[Page and application data records]

⁂

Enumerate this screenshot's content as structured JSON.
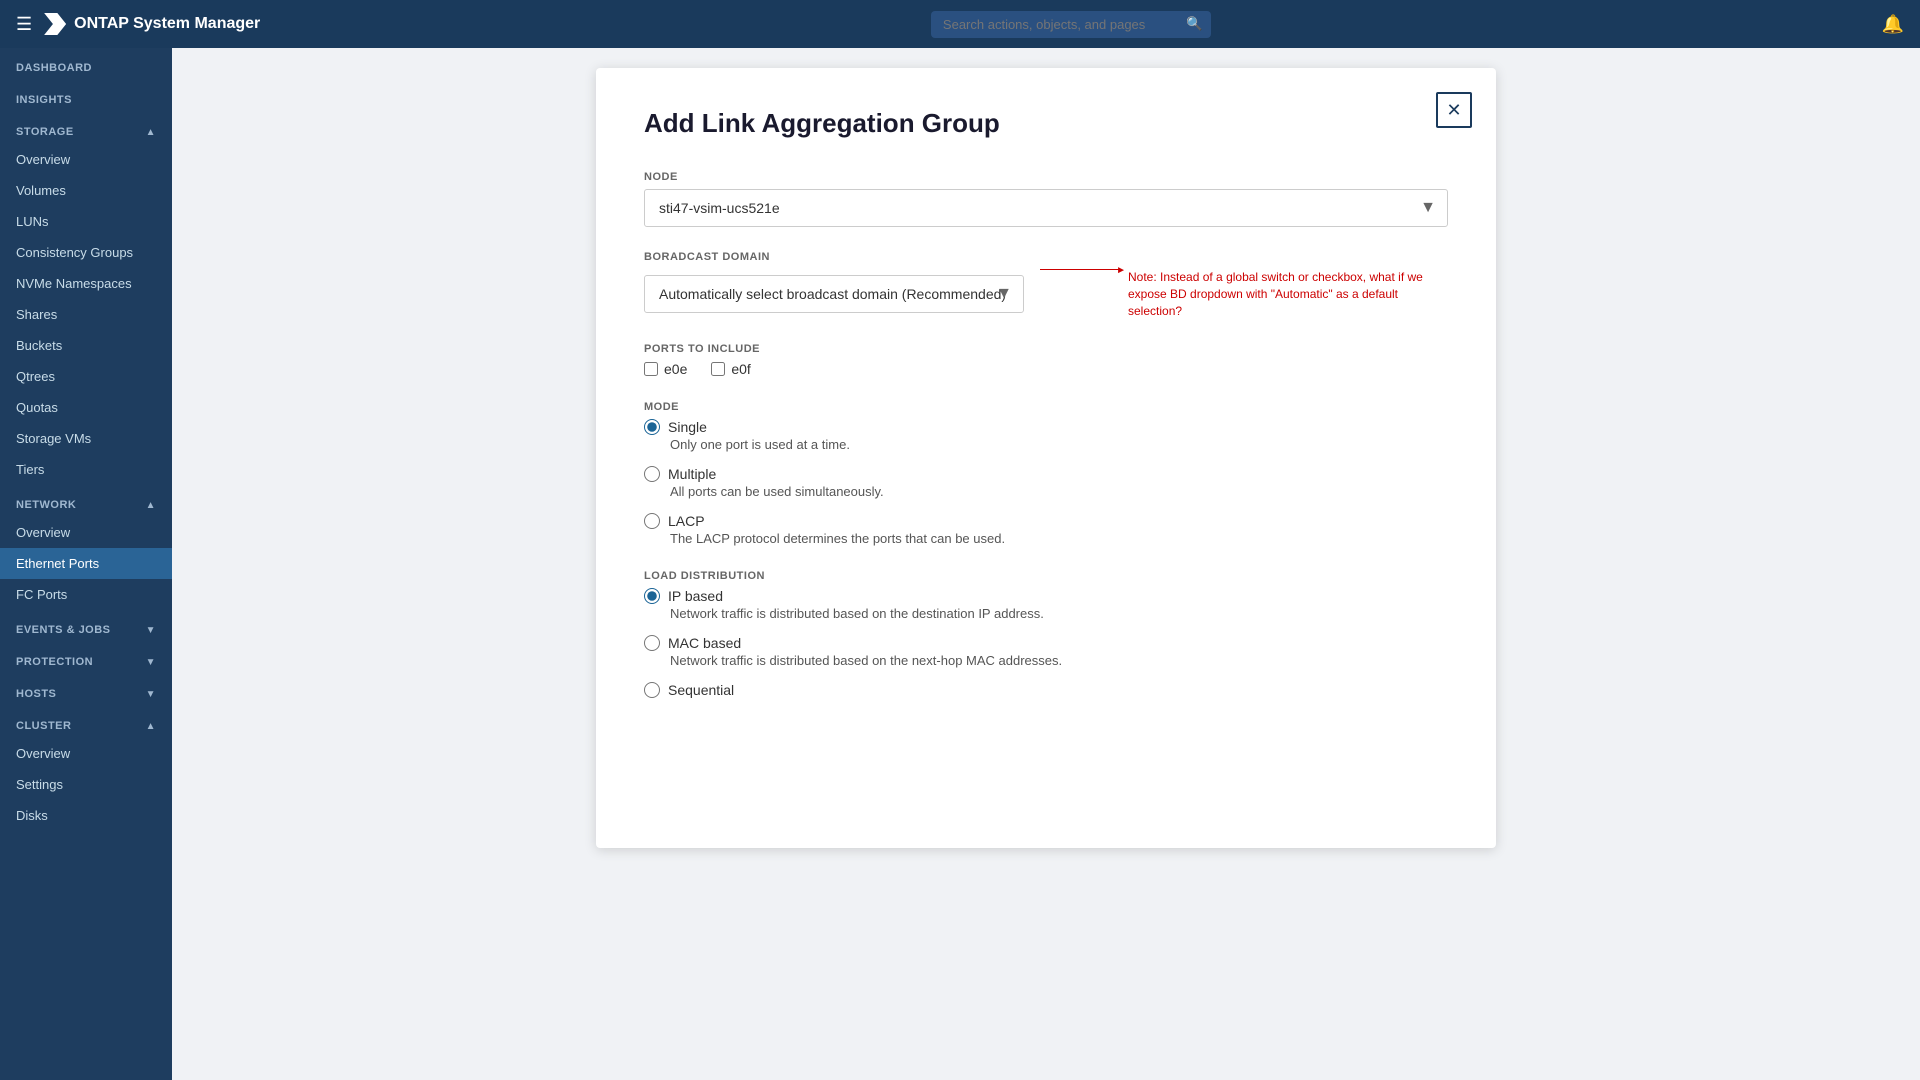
{
  "navbar": {
    "title": "ONTAP System Manager",
    "search_placeholder": "Search actions, objects, and pages"
  },
  "sidebar": {
    "sections": [
      {
        "id": "dashboard",
        "label": "DASHBOARD",
        "type": "top-link",
        "active": false
      },
      {
        "id": "insights",
        "label": "INSIGHTS",
        "type": "top-link",
        "active": false
      },
      {
        "id": "storage",
        "label": "STORAGE",
        "type": "section",
        "expanded": true,
        "items": [
          {
            "id": "overview-storage",
            "label": "Overview",
            "active": false
          },
          {
            "id": "volumes",
            "label": "Volumes",
            "active": false
          },
          {
            "id": "luns",
            "label": "LUNs",
            "active": false
          },
          {
            "id": "consistency-groups",
            "label": "Consistency Groups",
            "active": false
          },
          {
            "id": "nvme-namespaces",
            "label": "NVMe Namespaces",
            "active": false
          },
          {
            "id": "shares",
            "label": "Shares",
            "active": false
          },
          {
            "id": "buckets",
            "label": "Buckets",
            "active": false
          },
          {
            "id": "qtrees",
            "label": "Qtrees",
            "active": false
          },
          {
            "id": "quotas",
            "label": "Quotas",
            "active": false
          },
          {
            "id": "storage-vms",
            "label": "Storage VMs",
            "active": false
          },
          {
            "id": "tiers",
            "label": "Tiers",
            "active": false
          }
        ]
      },
      {
        "id": "network",
        "label": "NETWORK",
        "type": "section",
        "expanded": true,
        "items": [
          {
            "id": "overview-network",
            "label": "Overview",
            "active": false
          },
          {
            "id": "ethernet-ports",
            "label": "Ethernet Ports",
            "active": true
          },
          {
            "id": "fc-ports",
            "label": "FC Ports",
            "active": false
          }
        ]
      },
      {
        "id": "events-jobs",
        "label": "EVENTS & JOBS",
        "type": "section",
        "expanded": true,
        "items": []
      },
      {
        "id": "protection",
        "label": "PROTECTION",
        "type": "section",
        "expanded": true,
        "items": []
      },
      {
        "id": "hosts",
        "label": "HOSTS",
        "type": "section",
        "expanded": true,
        "items": []
      },
      {
        "id": "cluster",
        "label": "CLUSTER",
        "type": "section",
        "expanded": true,
        "items": [
          {
            "id": "overview-cluster",
            "label": "Overview",
            "active": false
          },
          {
            "id": "settings",
            "label": "Settings",
            "active": false
          },
          {
            "id": "disks",
            "label": "Disks",
            "active": false
          }
        ]
      }
    ]
  },
  "modal": {
    "title": "Add Link Aggregation Group",
    "close_label": "✕",
    "node_label": "NODE",
    "node_value": "sti47-vsim-ucs521e",
    "node_options": [
      "sti47-vsim-ucs521e"
    ],
    "broadcast_domain_label": "BORADCAST DOMAIN",
    "broadcast_domain_value": "Automatically select broadcast domain (Recommended)",
    "broadcast_domain_options": [
      "Automatically select broadcast domain (Recommended)"
    ],
    "broadcast_note": "Note: Instead of a global switch or checkbox, what if we expose BD dropdown with \"Automatic\" as a default selection?",
    "ports_label": "PORTS TO INCLUDE",
    "ports": [
      {
        "id": "e0e",
        "label": "e0e",
        "checked": false
      },
      {
        "id": "e0f",
        "label": "e0f",
        "checked": false
      }
    ],
    "mode_label": "MODE",
    "modes": [
      {
        "id": "single",
        "label": "Single",
        "desc": "Only one port is used at a time.",
        "checked": true
      },
      {
        "id": "multiple",
        "label": "Multiple",
        "desc": "All ports can be used simultaneously.",
        "checked": false
      },
      {
        "id": "lacp",
        "label": "LACP",
        "desc": "The LACP protocol determines the ports that can be used.",
        "checked": false
      }
    ],
    "load_dist_label": "LOAD DISTRIBUTION",
    "load_distributions": [
      {
        "id": "ip-based",
        "label": "IP based",
        "desc": "Network traffic is distributed based on the destination IP address.",
        "checked": true
      },
      {
        "id": "mac-based",
        "label": "MAC based",
        "desc": "Network traffic is distributed based on the next-hop MAC addresses.",
        "checked": false
      },
      {
        "id": "sequential",
        "label": "Sequential",
        "desc": "",
        "checked": false
      }
    ]
  }
}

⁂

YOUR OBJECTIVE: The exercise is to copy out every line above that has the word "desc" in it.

RESULT OF THE TASK:
        "desc": "Only one port is used at a time.",
        "desc": "All ports can be used simultaneously.",
        "desc": "The LACP protocol determines the ports that can be used.",
        "desc": "Network traffic is distributed based on the destination IP address.",
        "desc": "Network traffic is distributed based on the next-hop MAC addresses.",
        "desc": "",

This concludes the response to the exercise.